REQUIRED ACTION
In the records that follow, show each line where the word "value" is present.

══ DATASET EXCERPTS ══

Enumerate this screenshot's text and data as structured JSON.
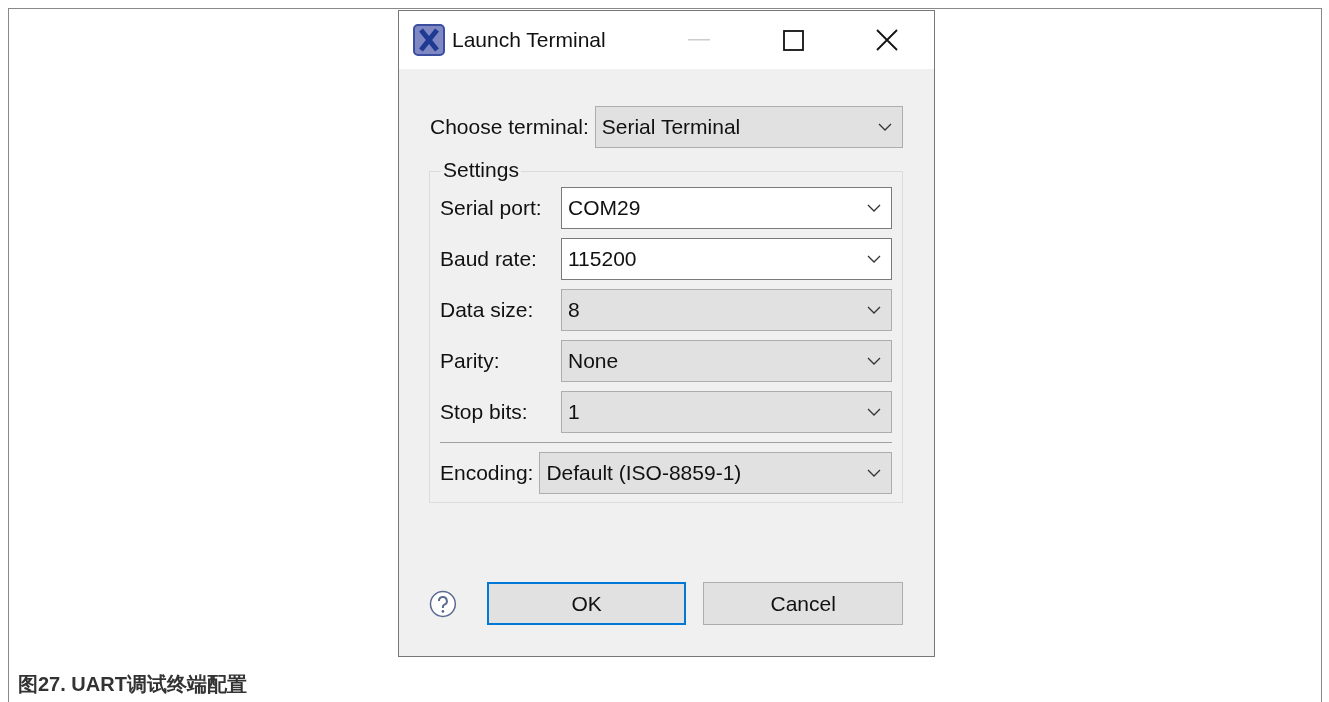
{
  "window": {
    "title": "Launch Terminal"
  },
  "choose_terminal": {
    "label": "Choose terminal:",
    "value": "Serial Terminal"
  },
  "settings": {
    "title": "Settings",
    "fields": [
      {
        "label": "Serial port:",
        "value": "COM29",
        "editable": true
      },
      {
        "label": "Baud rate:",
        "value": "115200",
        "editable": true
      },
      {
        "label": "Data size:",
        "value": "8",
        "editable": false
      },
      {
        "label": "Parity:",
        "value": "None",
        "editable": false
      },
      {
        "label": "Stop bits:",
        "value": "1",
        "editable": false
      }
    ],
    "encoding": {
      "label": "Encoding:",
      "value": "Default (ISO-8859-1)"
    }
  },
  "buttons": [
    {
      "label": "OK",
      "selected": true
    },
    {
      "label": "Cancel",
      "selected": false
    }
  ],
  "caption": "图27. UART调试终端配置"
}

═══

ANSWER SECTION
    "value": "Serial Terminal"
        "value": "COM29",
        "value": "115200",
        "value": "8",
        "value": "None",
        "value": "1",
      "value": "Default (ISO-8859-1)"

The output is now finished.